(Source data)

__________________________________________________

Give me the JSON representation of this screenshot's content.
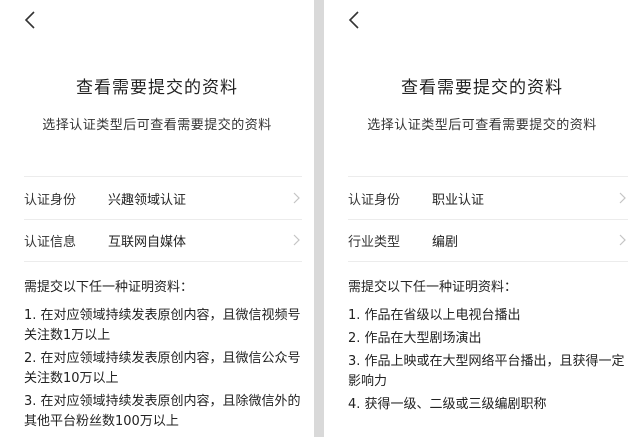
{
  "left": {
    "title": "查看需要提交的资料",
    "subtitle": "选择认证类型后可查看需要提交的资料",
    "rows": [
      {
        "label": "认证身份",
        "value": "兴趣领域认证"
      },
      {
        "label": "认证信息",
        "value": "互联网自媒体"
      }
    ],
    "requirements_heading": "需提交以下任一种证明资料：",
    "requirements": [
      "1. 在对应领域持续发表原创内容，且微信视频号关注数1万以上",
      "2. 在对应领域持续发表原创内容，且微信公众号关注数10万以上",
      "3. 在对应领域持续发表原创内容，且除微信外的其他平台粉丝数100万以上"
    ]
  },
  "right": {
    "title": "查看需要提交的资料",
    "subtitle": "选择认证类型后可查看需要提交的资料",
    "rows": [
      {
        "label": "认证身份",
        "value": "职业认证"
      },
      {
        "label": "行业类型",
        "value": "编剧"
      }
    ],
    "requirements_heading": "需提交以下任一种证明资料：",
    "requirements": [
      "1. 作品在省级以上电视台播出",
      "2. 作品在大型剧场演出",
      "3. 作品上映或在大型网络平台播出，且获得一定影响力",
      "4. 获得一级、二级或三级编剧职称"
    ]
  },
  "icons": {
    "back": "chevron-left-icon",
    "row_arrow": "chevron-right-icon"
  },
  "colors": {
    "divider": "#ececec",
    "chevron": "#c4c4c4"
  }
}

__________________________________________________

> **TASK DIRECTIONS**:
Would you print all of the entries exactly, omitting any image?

> **OUTPUT**:
Give me the JSON representation of this screenshot's content.
{
  "left": {
    "title": "查看需要提交的资料",
    "subtitle": "选择认证类型后可查看需要提交的资料",
    "rows": [
      {
        "label": "认证身份",
        "value": "兴趣领域认证"
      },
      {
        "label": "认证信息",
        "value": "互联网自媒体"
      }
    ],
    "requirements_heading": "需提交以下任一种证明资料：",
    "requirements": [
      "1. 在对应领域持续发表原创内容，且微信视频号关注数1万以上",
      "2. 在对应领域持续发表原创内容，且微信公众号关注数10万以上",
      "3. 在对应领域持续发表原创内容，且除微信外的其他平台粉丝数100万以上"
    ]
  },
  "right": {
    "title": "查看需要提交的资料",
    "subtitle": "选择认证类型后可查看需要提交的资料",
    "rows": [
      {
        "label": "认证身份",
        "value": "职业认证"
      },
      {
        "label": "行业类型",
        "value": "编剧"
      }
    ],
    "requirements_heading": "需提交以下任一种证明资料：",
    "requirements": [
      "1. 作品在省级以上电视台播出",
      "2. 作品在大型剧场演出",
      "3. 作品上映或在大型网络平台播出，且获得一定影响力",
      "4. 获得一级、二级或三级编剧职称"
    ]
  },
  "icons": {
    "back": "chevron-left-icon",
    "row_arrow": "chevron-right-icon"
  },
  "colors": {
    "divider": "#ececec",
    "chevron": "#c4c4c4"
  }
}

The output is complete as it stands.